Tamerlan Tsarnaev, 26, and Dzhokhar Tsarnaev, 19, have been identified as suspects in the bombing by the FBI. The older of the two sons died after a shootout with police early Friday morning, while the other remained at large.
According to Siegel, their father worked at Webster as a "body man" for a little while in 2004 or so. Siegel hasn't seen Anzor in years, and said he thought the father was working out of "some garage" now. However, the suspects' uncle said on Friday that their father had moved to Russia with his wife about a year ago, according to the New York Times.
Siegel said Anzor was known in the neighborhood for working on his car outside, even in winter.
Webster Auto Shop, located on Webster Avenue, is just around the corner from the Norfolk Street address that's associated with the Tsarnaev family and that was searched by law enforcement on Friday.
Siegel described Anzor as a "nice guy," and recalled a time when a man who worked at the shop was hit by a car and Anzor dragged him out of the street.
"Big guy, tough guy," Siegel said. "Would do anything you told him to."
In Siegel's recollection, Anzor's sister had come by and lobbied hard to get her brother a job at the shop. During TPM's conversation with Siegel, an on-camera interview given on Friday by Maret Tsarnaev, an aunt of the bombing suspects, came on a television in Siegel's office. Asked if that was Aznor's sister, the one who got him the job at Webster's, Siegel, while cautious, given the number of years that have gone by, said he thought so.
"I just remember her promoting the hell out of him," Siegel said. "I remember her saying 'he can take a car completely apart and put it back together.'"
During the aunt's interview, she alleged that the two suspects had been framed in Monday's bombing.
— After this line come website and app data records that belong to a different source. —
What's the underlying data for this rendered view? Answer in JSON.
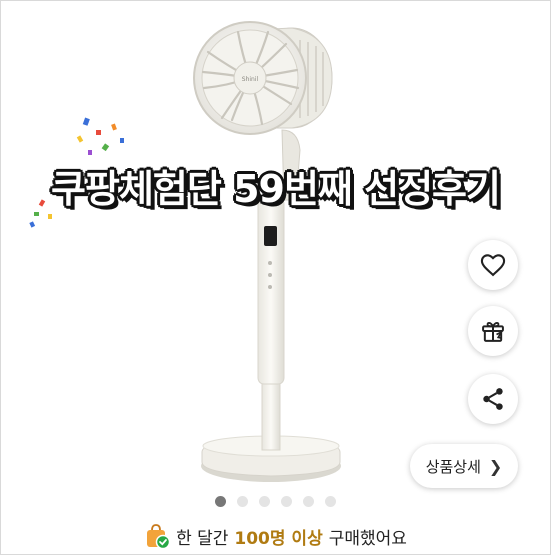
{
  "headline": "쿠팡체험단 59번째 선정후기",
  "product_image": {
    "brand_text": "Shinil"
  },
  "actions": {
    "like": {
      "icon": "heart-icon"
    },
    "gift": {
      "icon": "gift-icon"
    },
    "share": {
      "icon": "share-icon"
    },
    "details": {
      "label": "상품상세",
      "icon": "chevron-right-icon"
    }
  },
  "carousel": {
    "total": 6,
    "active_index": 0
  },
  "purchase_notice": {
    "prefix": "한 달간",
    "highlight": "100명 이상",
    "suffix": "구매했어요",
    "icon": "shopping-bag-check-icon",
    "highlight_color": "#b07b12"
  }
}
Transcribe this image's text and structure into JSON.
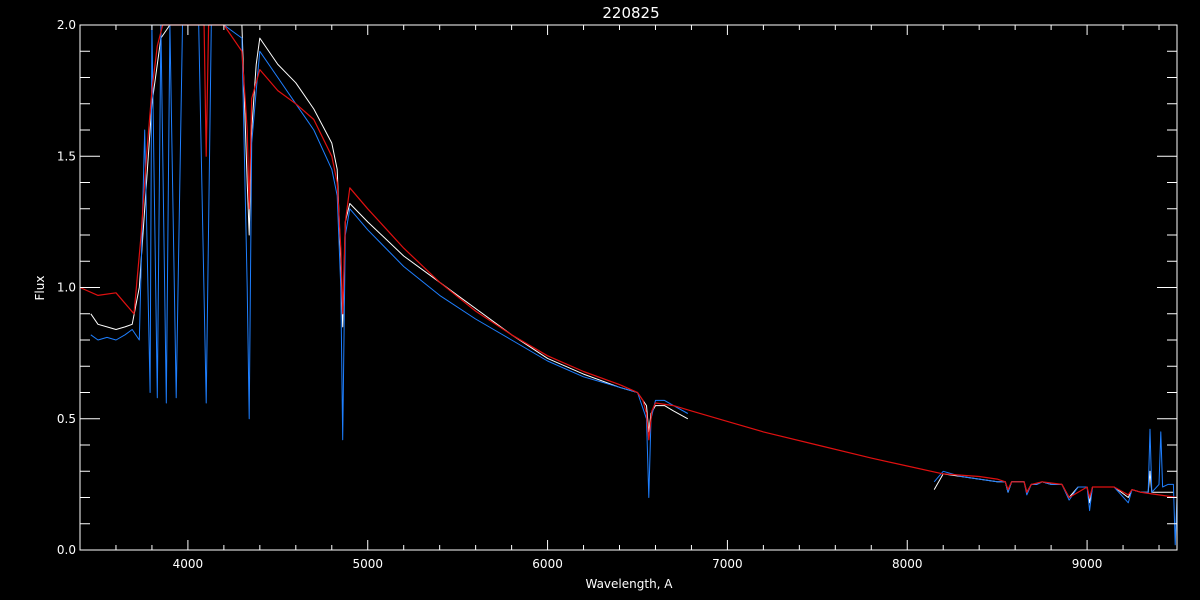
{
  "chart_data": {
    "type": "line",
    "title": "220825",
    "xlabel": "Wavelength, A",
    "ylabel": "Flux",
    "xlim": [
      3400,
      9500
    ],
    "ylim": [
      0.0,
      2.0
    ],
    "x_ticks": [
      4000,
      5000,
      6000,
      7000,
      8000,
      9000
    ],
    "y_ticks": [
      0.0,
      0.5,
      1.0,
      1.5,
      2.0
    ],
    "x_tick_labels": [
      "4000",
      "5000",
      "6000",
      "7000",
      "8000",
      "9000"
    ],
    "y_tick_labels": [
      "0.0",
      "0.5",
      "1.0",
      "1.5",
      "2.0"
    ],
    "grid": false,
    "legend": "none",
    "colors": {
      "background": "#000000",
      "axes": "#ffffff",
      "observed": "#ffffff",
      "observed_alt": "#1e7fff",
      "model": "#e01010"
    },
    "series": [
      {
        "color": "#e01010",
        "x": [
          3400,
          3500,
          3600,
          3650,
          3700,
          3740,
          3770,
          3800,
          3830,
          3860,
          3900,
          3935,
          3955,
          3970,
          3990,
          4060,
          4090,
          4102,
          4115,
          4200,
          4300,
          4330,
          4341,
          4355,
          4400,
          4500,
          4600,
          4700,
          4800,
          4830,
          4850,
          4861,
          4875,
          4900,
          5000,
          5200,
          5400,
          5600,
          5800,
          6000,
          6200,
          6400,
          6500,
          6530,
          6550,
          6563,
          6580,
          6600,
          6700,
          6800,
          7000,
          7200,
          7500,
          7800,
          8000,
          8200,
          8400,
          8500,
          8545,
          8560,
          8580,
          8650,
          8665,
          8690,
          8750,
          8860,
          8900,
          9000,
          9014,
          9030,
          9150,
          9229,
          9250,
          9300,
          9400,
          9500
        ],
        "y": [
          1.0,
          0.97,
          0.98,
          0.94,
          0.9,
          1.2,
          1.5,
          1.75,
          1.92,
          2.0,
          2.0,
          2.0,
          2.0,
          2.0,
          2.0,
          2.0,
          2.0,
          1.5,
          2.0,
          2.0,
          1.9,
          1.6,
          1.3,
          1.72,
          1.83,
          1.75,
          1.7,
          1.64,
          1.5,
          1.4,
          1.15,
          0.9,
          1.25,
          1.38,
          1.3,
          1.15,
          1.02,
          0.91,
          0.82,
          0.74,
          0.68,
          0.63,
          0.6,
          0.57,
          0.52,
          0.42,
          0.53,
          0.56,
          0.55,
          0.53,
          0.49,
          0.45,
          0.4,
          0.35,
          0.32,
          0.29,
          0.28,
          0.27,
          0.26,
          0.23,
          0.26,
          0.26,
          0.22,
          0.25,
          0.26,
          0.25,
          0.2,
          0.24,
          0.2,
          0.24,
          0.24,
          0.21,
          0.23,
          0.22,
          0.21,
          0.2
        ]
      },
      {
        "color": "#ffffff",
        "x": [
          3460,
          3500,
          3550,
          3600,
          3650,
          3690,
          3730,
          3770,
          3800,
          3850,
          3900,
          3970,
          4000,
          4100,
          4200,
          4300,
          4330,
          4341,
          4355,
          4380,
          4400,
          4500,
          4600,
          4700,
          4800,
          4830,
          4850,
          4861,
          4875,
          4900,
          5000,
          5200,
          5400,
          5600,
          5800,
          6000,
          6200,
          6400,
          6500,
          6550,
          6563,
          6575,
          6600,
          6650,
          6700,
          6780
        ],
        "y": [
          0.9,
          0.86,
          0.85,
          0.84,
          0.85,
          0.86,
          1.0,
          1.4,
          1.7,
          1.95,
          2.0,
          2.0,
          2.0,
          2.0,
          2.0,
          2.0,
          1.4,
          1.2,
          1.6,
          1.85,
          1.95,
          1.85,
          1.78,
          1.68,
          1.55,
          1.45,
          1.1,
          0.85,
          1.25,
          1.32,
          1.25,
          1.12,
          1.02,
          0.92,
          0.82,
          0.73,
          0.67,
          0.62,
          0.6,
          0.55,
          0.45,
          0.52,
          0.55,
          0.55,
          0.53,
          0.5
        ]
      },
      {
        "color": "#1e7fff",
        "x": [
          3460,
          3500,
          3550,
          3600,
          3650,
          3690,
          3730,
          3760,
          3790,
          3800,
          3830,
          3850,
          3880,
          3900,
          3935,
          3970,
          4000,
          4060,
          4102,
          4130,
          4200,
          4300,
          4330,
          4341,
          4355,
          4380,
          4400,
          4500,
          4600,
          4700,
          4800,
          4830,
          4850,
          4861,
          4875,
          4900,
          5000,
          5200,
          5400,
          5600,
          5800,
          6000,
          6200,
          6400,
          6500,
          6550,
          6563,
          6575,
          6600,
          6650,
          6700,
          6780
        ],
        "y": [
          0.82,
          0.8,
          0.81,
          0.8,
          0.82,
          0.84,
          0.8,
          1.6,
          0.6,
          2.0,
          0.58,
          2.0,
          0.56,
          2.0,
          0.58,
          2.0,
          2.0,
          2.0,
          0.56,
          2.0,
          2.0,
          1.95,
          1.0,
          0.5,
          1.55,
          1.75,
          1.9,
          1.8,
          1.7,
          1.6,
          1.45,
          1.35,
          1.0,
          0.42,
          1.2,
          1.3,
          1.22,
          1.08,
          0.97,
          0.88,
          0.8,
          0.72,
          0.66,
          0.62,
          0.6,
          0.5,
          0.2,
          0.5,
          0.57,
          0.57,
          0.55,
          0.52
        ]
      },
      {
        "color": "#ffffff",
        "x": [
          8150,
          8200,
          8300,
          8400,
          8500,
          8545,
          8560,
          8580,
          8600,
          8650,
          8665,
          8690,
          8720,
          8750,
          8800,
          8860,
          8900,
          8950,
          9000,
          9014,
          9030,
          9100,
          9150,
          9229,
          9250,
          9300,
          9340,
          9350,
          9360,
          9400,
          9450,
          9480
        ],
        "y": [
          0.23,
          0.29,
          0.28,
          0.27,
          0.26,
          0.26,
          0.22,
          0.26,
          0.26,
          0.26,
          0.22,
          0.25,
          0.25,
          0.26,
          0.25,
          0.25,
          0.2,
          0.24,
          0.24,
          0.18,
          0.24,
          0.24,
          0.24,
          0.2,
          0.23,
          0.22,
          0.22,
          0.3,
          0.22,
          0.22,
          0.22,
          0.22
        ]
      },
      {
        "color": "#1e7fff",
        "x": [
          8150,
          8200,
          8300,
          8400,
          8500,
          8545,
          8560,
          8580,
          8600,
          8650,
          8665,
          8690,
          8720,
          8750,
          8800,
          8860,
          8900,
          8950,
          9000,
          9014,
          9030,
          9100,
          9150,
          9229,
          9250,
          9300,
          9340,
          9350,
          9360,
          9400,
          9410,
          9420,
          9450,
          9480,
          9490,
          9500
        ],
        "y": [
          0.26,
          0.3,
          0.28,
          0.27,
          0.26,
          0.26,
          0.22,
          0.26,
          0.26,
          0.26,
          0.21,
          0.25,
          0.25,
          0.26,
          0.25,
          0.25,
          0.19,
          0.24,
          0.24,
          0.15,
          0.24,
          0.24,
          0.24,
          0.18,
          0.23,
          0.22,
          0.22,
          0.46,
          0.22,
          0.25,
          0.45,
          0.24,
          0.25,
          0.25,
          0.02,
          0.2
        ]
      },
      {
        "color": "#1e7fff",
        "x": [
          3460,
          5000,
          6000,
          6780,
          6781,
          8149,
          8150,
          9500
        ],
        "y": [
          0.0,
          0.0,
          0.0,
          0.0,
          null,
          null,
          0.0,
          0.0
        ]
      }
    ]
  }
}
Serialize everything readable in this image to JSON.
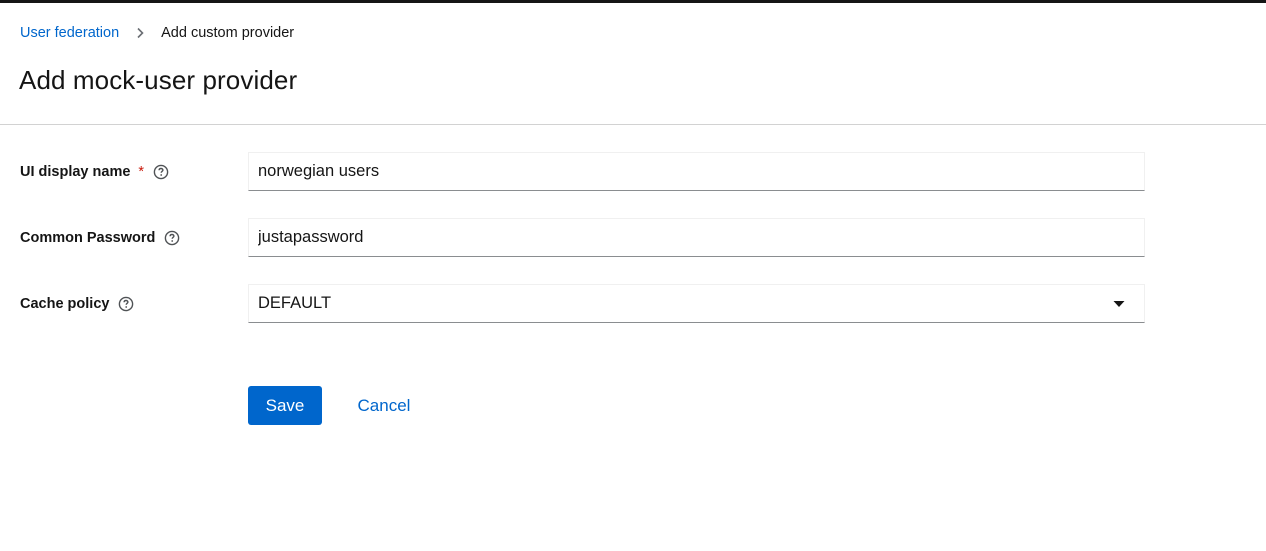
{
  "breadcrumb": {
    "items": [
      {
        "label": "User federation"
      },
      {
        "label": "Add custom provider"
      }
    ]
  },
  "page": {
    "title": "Add mock-user provider"
  },
  "form": {
    "display_name": {
      "label": "UI display name",
      "required_marker": "*",
      "value": "norwegian users"
    },
    "common_password": {
      "label": "Common Password",
      "value": "justapassword"
    },
    "cache_policy": {
      "label": "Cache policy",
      "selected": "DEFAULT"
    }
  },
  "actions": {
    "save_label": "Save",
    "cancel_label": "Cancel"
  },
  "icons": {
    "help": "help-icon",
    "breadcrumb_separator": "chevron-right-icon",
    "dropdown": "caret-down-icon"
  },
  "colors": {
    "link": "#0066cc",
    "primary_button": "#0066cc",
    "required": "#c9190b",
    "text": "#151515",
    "top_bar": "#151515"
  }
}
The allegation was echoed by Anzor in an interview aired on Fox News.
Siegel said Anzor had difficulty with English when he worked at Webster, and was a quiet guy -- not that Siegel minded quiet employees.
"He didn't talk when he was here," Siegel said. "He just worked."